Problem statement
Would you please set down the data again exactly as given, excluding the pictures?

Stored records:
******************************

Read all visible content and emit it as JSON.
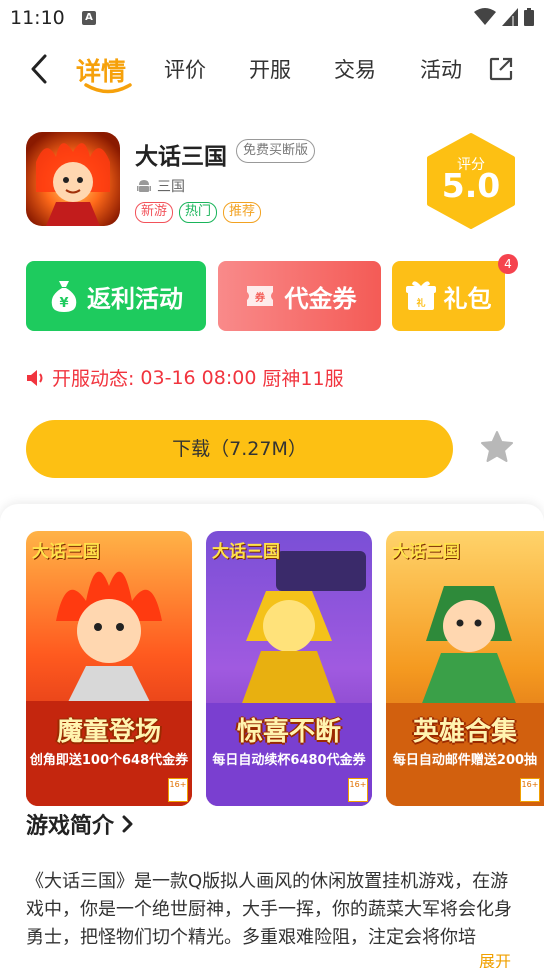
{
  "status_bar": {
    "time": "11:10",
    "notification_icon": "A"
  },
  "nav": {
    "tabs": [
      {
        "label": "详情",
        "active": true
      },
      {
        "label": "评价"
      },
      {
        "label": "开服"
      },
      {
        "label": "交易"
      },
      {
        "label": "活动"
      }
    ]
  },
  "game": {
    "title": "大话三国",
    "edition": "免费买断版",
    "platform": "三国",
    "tags": [
      "新游",
      "热门",
      "推荐"
    ],
    "score_label": "评分",
    "score": "5.0"
  },
  "actions": {
    "rebate": "返利活动",
    "voucher": "代金券",
    "gift": "礼包",
    "gift_badge": "4"
  },
  "server": {
    "label": "开服动态:",
    "time": "03-16 08:00",
    "name": "厨神11服"
  },
  "download": {
    "label": "下载（7.27M）"
  },
  "screenshots": [
    {
      "logo": "大话三国",
      "caption": "魔童登场",
      "sub": "创角即送100个648代金券",
      "age": "16+"
    },
    {
      "logo": "大话三国",
      "caption": "惊喜不断",
      "sub": "每日自动续杯6480代金券",
      "age": "16+"
    },
    {
      "logo": "大话三国",
      "caption": "英雄合集",
      "sub": "每日自动邮件赠送200抽",
      "age": "16+"
    }
  ],
  "intro": {
    "title": "游戏简介",
    "text": "《大话三国》是一款Q版拟人画风的休闲放置挂机游戏，在游戏中，你是一个绝世厨神，大手一挥，你的蔬菜大军将会化身勇士，把怪物们切个精光。多重艰难险阻，注定会将你培",
    "expand": "展开"
  },
  "colors": {
    "accent": "#f6a10b",
    "rebate_bg": "#1ecb5e",
    "voucher_bg": "#f45b56",
    "gift_bg": "#fdbf17",
    "download_bg": "#fdc013",
    "server_text": "#f1343e"
  }
}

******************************

Reply to the exercise
Read all visible content and emit it as JSON.
{
  "status_bar": {
    "time": "11:10",
    "notification_icon": "A"
  },
  "nav": {
    "tabs": [
      {
        "label": "详情",
        "active": true
      },
      {
        "label": "评价"
      },
      {
        "label": "开服"
      },
      {
        "label": "交易"
      },
      {
        "label": "活动"
      }
    ]
  },
  "game": {
    "title": "大话三国",
    "edition": "免费买断版",
    "platform": "三国",
    "tags": [
      "新游",
      "热门",
      "推荐"
    ],
    "score_label": "评分",
    "score": "5.0"
  },
  "actions": {
    "rebate": "返利活动",
    "voucher": "代金券",
    "gift": "礼包",
    "gift_badge": "4"
  },
  "server": {
    "label": "开服动态:",
    "time": "03-16 08:00",
    "name": "厨神11服"
  },
  "download": {
    "label": "下载（7.27M）"
  },
  "screenshots": [
    {
      "logo": "大话三国",
      "caption": "魔童登场",
      "sub": "创角即送100个648代金券",
      "age": "16+"
    },
    {
      "logo": "大话三国",
      "caption": "惊喜不断",
      "sub": "每日自动续杯6480代金券",
      "age": "16+"
    },
    {
      "logo": "大话三国",
      "caption": "英雄合集",
      "sub": "每日自动邮件赠送200抽",
      "age": "16+"
    }
  ],
  "intro": {
    "title": "游戏简介",
    "text": "《大话三国》是一款Q版拟人画风的休闲放置挂机游戏，在游戏中，你是一个绝世厨神，大手一挥，你的蔬菜大军将会化身勇士，把怪物们切个精光。多重艰难险阻，注定会将你培",
    "expand": "展开"
  },
  "colors": {
    "accent": "#f6a10b",
    "rebate_bg": "#1ecb5e",
    "voucher_bg": "#f45b56",
    "gift_bg": "#fdbf17",
    "download_bg": "#fdc013",
    "server_text": "#f1343e"
  }
}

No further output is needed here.